startup and shut down.  These background programs use your valuable

RAM and make your processor work harder.

Lastly, let’s not forget about viruses and spyware.  That horrible stuff

launches at startup, runs in the background and clogs up your internet. 

If you can get to the web there’s the constant battle with pop-ups and

redirected web sites.  Speaking of viruses, if you’re running Norton or

McAfee antivirus software look out.  They do a decent job of getting

rid of viruses, but each year the programs get bigger and bigger.  They

try to do too much and end up really slowing your computer down. 

They can run as many as 19 different programs in the background. 

When your subscription runs out give NOD32 Antivirus Software a

look.  It scans your system faster, doesn’t bog your computer down and

finds viruses Norton can’t.  You can check it out at:  

So, where is that solution I promised?  Here it is! Saving all your

photos, documents and music, then formatting and reloading Windows

will bring your computer back to life.  You will regain the same speedy

performance your machine had when it first came out of the box.  For

an extra boost you could always add a little bit more memory to your

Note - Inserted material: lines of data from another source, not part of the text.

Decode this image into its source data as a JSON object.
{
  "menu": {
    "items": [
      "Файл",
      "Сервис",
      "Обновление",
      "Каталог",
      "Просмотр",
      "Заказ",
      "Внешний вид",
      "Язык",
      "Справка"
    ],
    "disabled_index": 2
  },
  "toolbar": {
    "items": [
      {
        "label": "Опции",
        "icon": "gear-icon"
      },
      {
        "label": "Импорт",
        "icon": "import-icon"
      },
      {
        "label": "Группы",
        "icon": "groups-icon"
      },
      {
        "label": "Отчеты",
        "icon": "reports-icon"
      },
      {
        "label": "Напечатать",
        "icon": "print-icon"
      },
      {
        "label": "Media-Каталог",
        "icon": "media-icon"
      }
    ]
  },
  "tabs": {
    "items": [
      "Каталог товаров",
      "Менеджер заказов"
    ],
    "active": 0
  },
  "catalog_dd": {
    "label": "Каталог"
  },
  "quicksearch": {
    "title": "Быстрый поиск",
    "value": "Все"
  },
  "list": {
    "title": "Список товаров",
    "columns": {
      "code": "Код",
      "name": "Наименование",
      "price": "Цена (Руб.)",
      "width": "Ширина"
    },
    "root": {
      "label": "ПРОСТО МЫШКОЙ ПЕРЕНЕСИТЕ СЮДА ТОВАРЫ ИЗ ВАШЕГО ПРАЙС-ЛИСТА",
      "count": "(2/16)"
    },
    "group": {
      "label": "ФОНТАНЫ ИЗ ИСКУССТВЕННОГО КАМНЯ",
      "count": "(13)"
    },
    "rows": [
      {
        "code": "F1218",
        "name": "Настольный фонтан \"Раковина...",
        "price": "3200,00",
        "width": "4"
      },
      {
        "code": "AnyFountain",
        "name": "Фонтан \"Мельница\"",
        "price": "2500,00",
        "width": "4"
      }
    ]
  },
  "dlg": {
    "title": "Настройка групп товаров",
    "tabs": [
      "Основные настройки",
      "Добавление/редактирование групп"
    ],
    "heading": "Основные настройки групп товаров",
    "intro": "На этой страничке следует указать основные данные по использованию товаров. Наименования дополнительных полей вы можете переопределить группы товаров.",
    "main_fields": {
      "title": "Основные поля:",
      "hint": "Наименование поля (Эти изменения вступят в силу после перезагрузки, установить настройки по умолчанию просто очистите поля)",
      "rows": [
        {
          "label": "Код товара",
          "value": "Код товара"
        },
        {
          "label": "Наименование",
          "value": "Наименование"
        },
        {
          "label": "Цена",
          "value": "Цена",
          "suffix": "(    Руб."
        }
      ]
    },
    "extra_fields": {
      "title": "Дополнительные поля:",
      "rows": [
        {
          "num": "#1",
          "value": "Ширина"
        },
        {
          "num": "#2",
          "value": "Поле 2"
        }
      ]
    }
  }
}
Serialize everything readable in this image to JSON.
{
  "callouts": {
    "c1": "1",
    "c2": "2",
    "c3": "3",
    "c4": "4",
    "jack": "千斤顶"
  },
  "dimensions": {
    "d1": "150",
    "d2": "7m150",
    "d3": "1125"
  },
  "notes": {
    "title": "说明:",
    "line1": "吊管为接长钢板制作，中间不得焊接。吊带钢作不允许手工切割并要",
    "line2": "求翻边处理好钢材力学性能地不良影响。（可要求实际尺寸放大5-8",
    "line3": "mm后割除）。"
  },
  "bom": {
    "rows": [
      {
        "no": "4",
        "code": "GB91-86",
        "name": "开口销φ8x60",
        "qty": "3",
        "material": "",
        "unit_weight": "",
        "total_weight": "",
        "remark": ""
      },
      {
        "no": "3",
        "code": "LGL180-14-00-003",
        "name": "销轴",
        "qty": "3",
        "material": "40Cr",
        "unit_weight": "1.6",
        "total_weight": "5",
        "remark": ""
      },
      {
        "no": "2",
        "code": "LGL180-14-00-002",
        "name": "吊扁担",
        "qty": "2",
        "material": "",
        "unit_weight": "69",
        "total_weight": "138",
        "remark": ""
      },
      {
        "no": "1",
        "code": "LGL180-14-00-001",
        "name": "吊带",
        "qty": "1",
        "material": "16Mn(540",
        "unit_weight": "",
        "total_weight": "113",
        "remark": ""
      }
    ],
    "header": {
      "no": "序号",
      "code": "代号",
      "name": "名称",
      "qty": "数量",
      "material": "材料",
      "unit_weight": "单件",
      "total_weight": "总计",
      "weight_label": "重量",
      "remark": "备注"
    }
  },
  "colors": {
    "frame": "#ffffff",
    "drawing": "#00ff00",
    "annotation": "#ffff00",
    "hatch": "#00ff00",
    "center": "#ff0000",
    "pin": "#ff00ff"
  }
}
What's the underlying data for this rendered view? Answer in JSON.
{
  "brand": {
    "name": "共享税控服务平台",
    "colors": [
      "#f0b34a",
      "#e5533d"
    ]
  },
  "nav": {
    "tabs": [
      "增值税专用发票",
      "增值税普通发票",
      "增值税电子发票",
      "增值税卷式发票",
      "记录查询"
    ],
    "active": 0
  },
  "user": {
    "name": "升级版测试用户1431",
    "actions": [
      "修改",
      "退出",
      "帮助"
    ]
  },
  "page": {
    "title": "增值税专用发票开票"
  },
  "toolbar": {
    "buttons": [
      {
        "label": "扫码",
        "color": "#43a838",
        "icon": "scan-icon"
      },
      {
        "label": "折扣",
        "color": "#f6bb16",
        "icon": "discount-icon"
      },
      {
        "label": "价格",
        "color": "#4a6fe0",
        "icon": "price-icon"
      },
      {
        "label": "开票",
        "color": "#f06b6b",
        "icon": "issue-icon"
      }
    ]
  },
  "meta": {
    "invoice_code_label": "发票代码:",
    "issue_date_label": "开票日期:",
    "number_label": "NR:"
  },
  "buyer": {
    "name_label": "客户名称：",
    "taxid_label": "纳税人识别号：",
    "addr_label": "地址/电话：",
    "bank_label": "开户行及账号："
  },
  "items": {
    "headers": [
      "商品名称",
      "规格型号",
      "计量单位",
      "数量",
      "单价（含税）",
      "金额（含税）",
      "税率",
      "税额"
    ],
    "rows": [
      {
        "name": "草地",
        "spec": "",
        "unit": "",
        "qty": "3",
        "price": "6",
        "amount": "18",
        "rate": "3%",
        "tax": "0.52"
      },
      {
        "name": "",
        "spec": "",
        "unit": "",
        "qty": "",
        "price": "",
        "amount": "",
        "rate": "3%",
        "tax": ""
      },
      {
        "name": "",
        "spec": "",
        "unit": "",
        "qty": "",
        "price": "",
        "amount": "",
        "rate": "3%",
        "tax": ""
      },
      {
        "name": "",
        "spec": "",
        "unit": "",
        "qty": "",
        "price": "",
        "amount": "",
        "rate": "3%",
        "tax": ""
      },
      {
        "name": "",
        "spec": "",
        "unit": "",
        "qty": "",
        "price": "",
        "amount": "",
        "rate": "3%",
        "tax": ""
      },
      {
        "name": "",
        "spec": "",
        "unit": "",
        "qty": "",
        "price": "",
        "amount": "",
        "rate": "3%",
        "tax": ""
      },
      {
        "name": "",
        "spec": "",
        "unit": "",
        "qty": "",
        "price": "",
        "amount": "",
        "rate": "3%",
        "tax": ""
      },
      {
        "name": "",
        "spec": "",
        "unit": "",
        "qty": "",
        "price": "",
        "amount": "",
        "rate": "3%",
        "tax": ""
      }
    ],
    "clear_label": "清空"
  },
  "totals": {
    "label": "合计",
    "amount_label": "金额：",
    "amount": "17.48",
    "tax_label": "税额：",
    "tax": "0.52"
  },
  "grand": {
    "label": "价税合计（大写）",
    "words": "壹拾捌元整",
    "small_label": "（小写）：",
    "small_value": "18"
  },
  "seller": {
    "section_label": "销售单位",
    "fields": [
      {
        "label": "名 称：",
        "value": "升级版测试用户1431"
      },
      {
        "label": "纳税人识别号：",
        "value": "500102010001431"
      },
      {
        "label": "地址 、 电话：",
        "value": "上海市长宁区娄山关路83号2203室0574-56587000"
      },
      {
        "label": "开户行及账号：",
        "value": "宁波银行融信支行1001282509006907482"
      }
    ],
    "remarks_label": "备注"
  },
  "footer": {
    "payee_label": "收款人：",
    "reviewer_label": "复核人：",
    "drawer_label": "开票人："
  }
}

system as well.  Memory’s like ice cream, the more the better.  It’s a lot

of work and can be a bit tricky, but it can be done.  If the thought of

doing all that gives you a splitting head ache, you could give me a call

and I’ll do it for you.

Please email me with your computer or technology questions at: